TASK DIRECTIONS → If a line in the data below holds the word "content", copy it.

BEGIN GIVEN ENTRIES

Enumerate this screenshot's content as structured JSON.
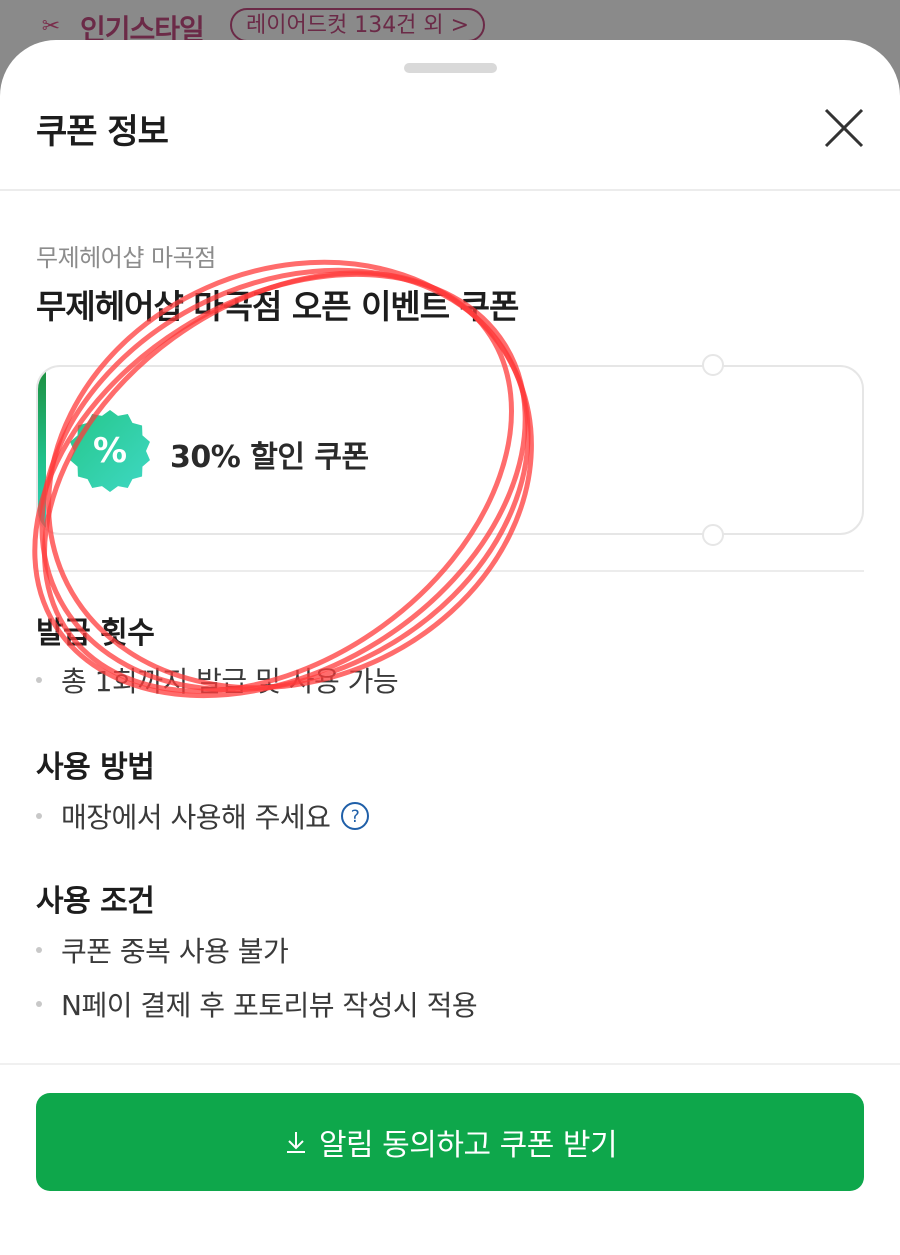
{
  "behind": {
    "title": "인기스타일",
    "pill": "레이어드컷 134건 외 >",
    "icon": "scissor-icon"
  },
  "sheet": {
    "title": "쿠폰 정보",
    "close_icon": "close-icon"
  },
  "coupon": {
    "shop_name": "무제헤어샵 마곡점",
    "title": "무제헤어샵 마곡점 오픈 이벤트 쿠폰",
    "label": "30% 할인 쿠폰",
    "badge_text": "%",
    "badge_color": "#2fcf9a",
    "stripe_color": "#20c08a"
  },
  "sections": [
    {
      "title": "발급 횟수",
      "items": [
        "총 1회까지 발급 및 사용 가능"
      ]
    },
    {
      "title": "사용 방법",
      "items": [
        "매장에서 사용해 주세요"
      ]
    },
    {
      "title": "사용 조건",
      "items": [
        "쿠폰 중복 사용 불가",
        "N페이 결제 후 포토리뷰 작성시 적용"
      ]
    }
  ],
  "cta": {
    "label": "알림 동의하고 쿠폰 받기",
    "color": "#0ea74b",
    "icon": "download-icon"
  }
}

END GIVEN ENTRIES
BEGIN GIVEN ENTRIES

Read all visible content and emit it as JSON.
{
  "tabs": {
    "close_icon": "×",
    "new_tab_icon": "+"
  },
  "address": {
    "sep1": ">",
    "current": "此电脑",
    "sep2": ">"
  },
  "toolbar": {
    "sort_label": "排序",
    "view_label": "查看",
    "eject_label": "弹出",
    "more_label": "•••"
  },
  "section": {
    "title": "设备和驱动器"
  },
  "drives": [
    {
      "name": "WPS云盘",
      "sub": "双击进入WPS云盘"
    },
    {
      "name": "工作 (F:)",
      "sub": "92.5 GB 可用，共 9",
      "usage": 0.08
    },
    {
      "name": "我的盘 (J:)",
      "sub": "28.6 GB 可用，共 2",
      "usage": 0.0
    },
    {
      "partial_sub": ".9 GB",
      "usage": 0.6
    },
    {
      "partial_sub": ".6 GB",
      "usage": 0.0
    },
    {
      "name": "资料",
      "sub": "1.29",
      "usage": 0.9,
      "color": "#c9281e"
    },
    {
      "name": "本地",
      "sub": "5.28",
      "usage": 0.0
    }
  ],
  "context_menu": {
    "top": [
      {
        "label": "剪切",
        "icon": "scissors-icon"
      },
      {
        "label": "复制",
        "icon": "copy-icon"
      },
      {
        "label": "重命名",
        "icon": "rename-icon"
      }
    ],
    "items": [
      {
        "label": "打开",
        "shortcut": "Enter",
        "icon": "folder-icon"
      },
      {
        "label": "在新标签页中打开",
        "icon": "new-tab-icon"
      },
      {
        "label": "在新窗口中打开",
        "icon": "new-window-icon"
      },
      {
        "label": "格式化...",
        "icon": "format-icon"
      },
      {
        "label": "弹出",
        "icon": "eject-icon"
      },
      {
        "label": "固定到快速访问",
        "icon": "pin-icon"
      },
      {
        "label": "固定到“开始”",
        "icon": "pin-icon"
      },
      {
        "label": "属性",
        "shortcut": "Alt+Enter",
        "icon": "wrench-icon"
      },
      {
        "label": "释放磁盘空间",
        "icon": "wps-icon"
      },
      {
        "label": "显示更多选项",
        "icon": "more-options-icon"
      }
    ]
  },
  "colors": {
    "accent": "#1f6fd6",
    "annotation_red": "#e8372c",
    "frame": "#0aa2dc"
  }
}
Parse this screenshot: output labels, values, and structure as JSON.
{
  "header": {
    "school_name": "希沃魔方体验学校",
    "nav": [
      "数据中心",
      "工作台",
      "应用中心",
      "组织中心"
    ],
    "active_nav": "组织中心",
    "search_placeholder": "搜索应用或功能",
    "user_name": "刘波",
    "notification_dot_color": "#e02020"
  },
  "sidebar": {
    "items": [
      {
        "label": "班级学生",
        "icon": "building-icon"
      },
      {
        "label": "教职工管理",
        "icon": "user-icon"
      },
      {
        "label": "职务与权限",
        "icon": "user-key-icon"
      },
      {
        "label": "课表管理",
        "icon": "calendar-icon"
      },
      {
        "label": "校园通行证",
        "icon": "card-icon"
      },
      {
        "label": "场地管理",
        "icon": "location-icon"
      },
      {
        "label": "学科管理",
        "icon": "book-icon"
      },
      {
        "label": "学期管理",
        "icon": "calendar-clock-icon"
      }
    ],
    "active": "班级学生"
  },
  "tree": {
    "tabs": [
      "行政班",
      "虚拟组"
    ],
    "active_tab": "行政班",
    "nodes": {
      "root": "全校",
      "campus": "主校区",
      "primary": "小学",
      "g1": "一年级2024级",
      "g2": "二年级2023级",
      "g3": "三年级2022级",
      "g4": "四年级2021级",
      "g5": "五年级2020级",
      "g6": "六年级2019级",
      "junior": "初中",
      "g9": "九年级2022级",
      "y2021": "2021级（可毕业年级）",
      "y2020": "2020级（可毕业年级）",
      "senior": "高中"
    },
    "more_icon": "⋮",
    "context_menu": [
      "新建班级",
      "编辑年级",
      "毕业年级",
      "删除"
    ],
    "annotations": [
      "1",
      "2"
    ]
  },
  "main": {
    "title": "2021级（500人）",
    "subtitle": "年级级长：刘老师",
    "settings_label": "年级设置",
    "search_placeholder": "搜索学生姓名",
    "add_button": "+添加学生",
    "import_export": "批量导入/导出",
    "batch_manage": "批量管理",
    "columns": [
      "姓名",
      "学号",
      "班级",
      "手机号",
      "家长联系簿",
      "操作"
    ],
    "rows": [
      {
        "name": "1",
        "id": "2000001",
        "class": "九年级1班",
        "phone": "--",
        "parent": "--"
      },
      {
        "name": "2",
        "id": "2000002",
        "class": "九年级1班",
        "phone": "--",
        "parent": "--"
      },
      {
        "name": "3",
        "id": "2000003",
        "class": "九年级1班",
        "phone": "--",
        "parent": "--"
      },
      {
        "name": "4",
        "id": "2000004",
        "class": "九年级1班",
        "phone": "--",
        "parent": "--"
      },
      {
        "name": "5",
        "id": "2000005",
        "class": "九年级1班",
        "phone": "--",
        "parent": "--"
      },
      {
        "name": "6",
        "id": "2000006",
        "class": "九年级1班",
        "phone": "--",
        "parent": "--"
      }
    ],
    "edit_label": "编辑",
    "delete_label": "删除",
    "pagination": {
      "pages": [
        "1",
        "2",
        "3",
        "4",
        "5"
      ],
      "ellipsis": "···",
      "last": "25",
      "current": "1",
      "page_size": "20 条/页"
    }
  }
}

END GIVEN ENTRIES

FINISHED EXERCISE →
Enumerate this screenshot's content as structured JSON.
Read all visible content and emit it as JSON.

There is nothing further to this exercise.